Research has shown that "no dead ends" is the number one factor for users in deciding if they would use self-service again. "No dead ends" means once the requestor has started the problem-solving process in the self-service channel, they don't have to stop and start over if they don't find something helpful. An example of "no dead ends" in the self-service interface is the click-to-submit (create an incident) or click-to-chat functionality. If the self-service model isn't helpful, there is a graceful transition to the assisted model. Because the self-service activities of the requestor are captured and made available to the responder, the requestor doesn't feel like they are starting over. An in-depth research project at Microsoft found that even when customers were unsuccessful with self-service, they were far more willing to go back to try it again if there were no dead ends.
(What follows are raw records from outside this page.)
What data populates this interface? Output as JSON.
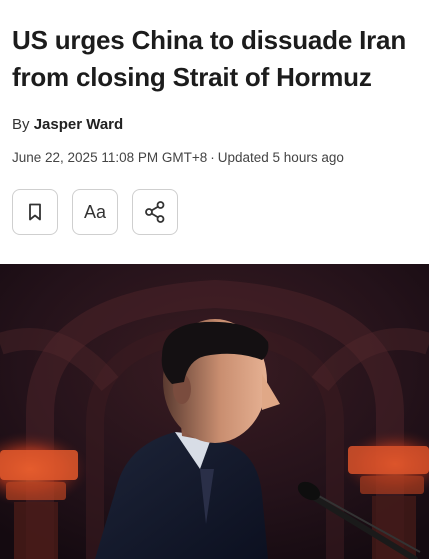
{
  "article": {
    "headline": "US urges China to dissuade Iran from closing Strait of Hormuz",
    "byline_prefix": "By",
    "author": "Jasper Ward",
    "published": "June 22, 2025 11:08 PM GMT+8",
    "separator": "·",
    "updated": "Updated 5 hours ago"
  },
  "actions": [
    {
      "name": "bookmark",
      "icon": "bookmark-icon"
    },
    {
      "name": "text-size",
      "label": "Aa"
    },
    {
      "name": "share",
      "icon": "share-icon"
    }
  ],
  "colors": {
    "text": "#1c1c1c",
    "button_border": "#cfcfcf",
    "hero_bg": "#2a1418",
    "hero_glow": "#e0552a"
  }
}
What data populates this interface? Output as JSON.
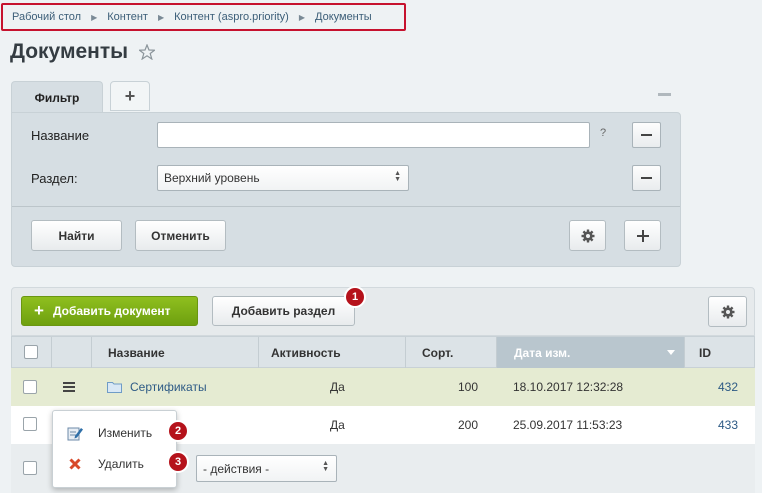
{
  "breadcrumb": {
    "items": [
      "Рабочий стол",
      "Контент",
      "Контент (aspro.priority)",
      "Документы"
    ],
    "separator": "▶"
  },
  "page": {
    "title": "Документы"
  },
  "filter": {
    "tab_label": "Фильтр",
    "add_tab_label": "+",
    "fields": [
      {
        "label": "Название",
        "value": "",
        "help": "?"
      },
      {
        "label": "Раздел:",
        "value": "Верхний уровень"
      }
    ],
    "find_label": "Найти",
    "cancel_label": "Отменить"
  },
  "toolbar": {
    "add_document_label": "Добавить документ",
    "add_section_label": "Добавить раздел"
  },
  "table": {
    "columns": [
      "Название",
      "Активность",
      "Сорт.",
      "Дата изм.",
      "ID"
    ],
    "sorted_column": "Дата изм.",
    "rows": [
      {
        "name": "Сертификаты",
        "active": "Да",
        "sort": "100",
        "date": "18.10.2017 12:32:28",
        "id": "432",
        "type": "folder"
      },
      {
        "name": "",
        "active": "Да",
        "sort": "200",
        "date": "25.09.2017 11:53:23",
        "id": "433",
        "type": "item"
      }
    ]
  },
  "context_menu": {
    "items": [
      {
        "label": "Изменить",
        "icon": "edit-icon"
      },
      {
        "label": "Удалить",
        "icon": "delete-icon"
      }
    ]
  },
  "footer": {
    "actions_placeholder": "- действия -"
  },
  "badges": [
    "1",
    "2",
    "3"
  ],
  "colors": {
    "accent_green": "#7aab17",
    "badge_red": "#b5121b",
    "link_blue": "#2d5a85",
    "highlight_red": "#c6122e"
  }
}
Another key factor in requestors willingness to use self-service is the availability of multiple ways to find things. People use different methods of finding information based on a number of factors. Options for finding articles include:
A list of product specific, frequently asked questions or "top ten" articles
An index or table of contents
Good user interface design enables both browsing and searching and is critical to self-service success.
The other design criteria is understanding the audience's intent in using self-service. What are the top three to five reasons people use the self-service mechanism?
The "build it and they will come" model doesn't work for self-service. Once we have taken care of the first four success criteria: volume and speed, findability, and access/navigation, we have to think about how to get requestors to use self-service. Trying to change our requestors' behavior is not trivial. Engaging a marketing specialist is recommended. Get advice from those who understand messaging and communications and build a marketing plan.
In addition to a marketing plan, below are some tactics that have been successfully used to encourage their customers to use self-service. We offer these as observations, not recommendations; these tactics must be evaluated based on the business and customer engagement model.
Recorded message promoting self-service (when requestors call for support)
Extended hold times - make self-service the path of least resistance and best results
Turn off the phones - make self-service the only path. Requestors can only open an incident via the self-service portal (we must have high confidence that the requestors' self-service experience will be positive)
Co-browsing - as a responder solves issues, the requestor can see the responder's desktop and watch them search (teaching them to use the self-service tools)
When sending a requestor a resolution, send them the link to the article in the online knowledge base (promotes exposure)
Requestor use of and success with self-service becomes two critical measures to assess the success and health of KCS in Phase 4, Leverage. If the articles are not making it to the self-service model or if customers are not using self-service, the KCS implementation will stall.
For some examples of good support web sites see the Association of Support Professionals (ASP) list of Ten Best Web Support Sites. The ASP conducts an annual assessment of support sites and the criteria they use is available on their web site. It is a great collection of attributes to use in designing your self-service support mechanism.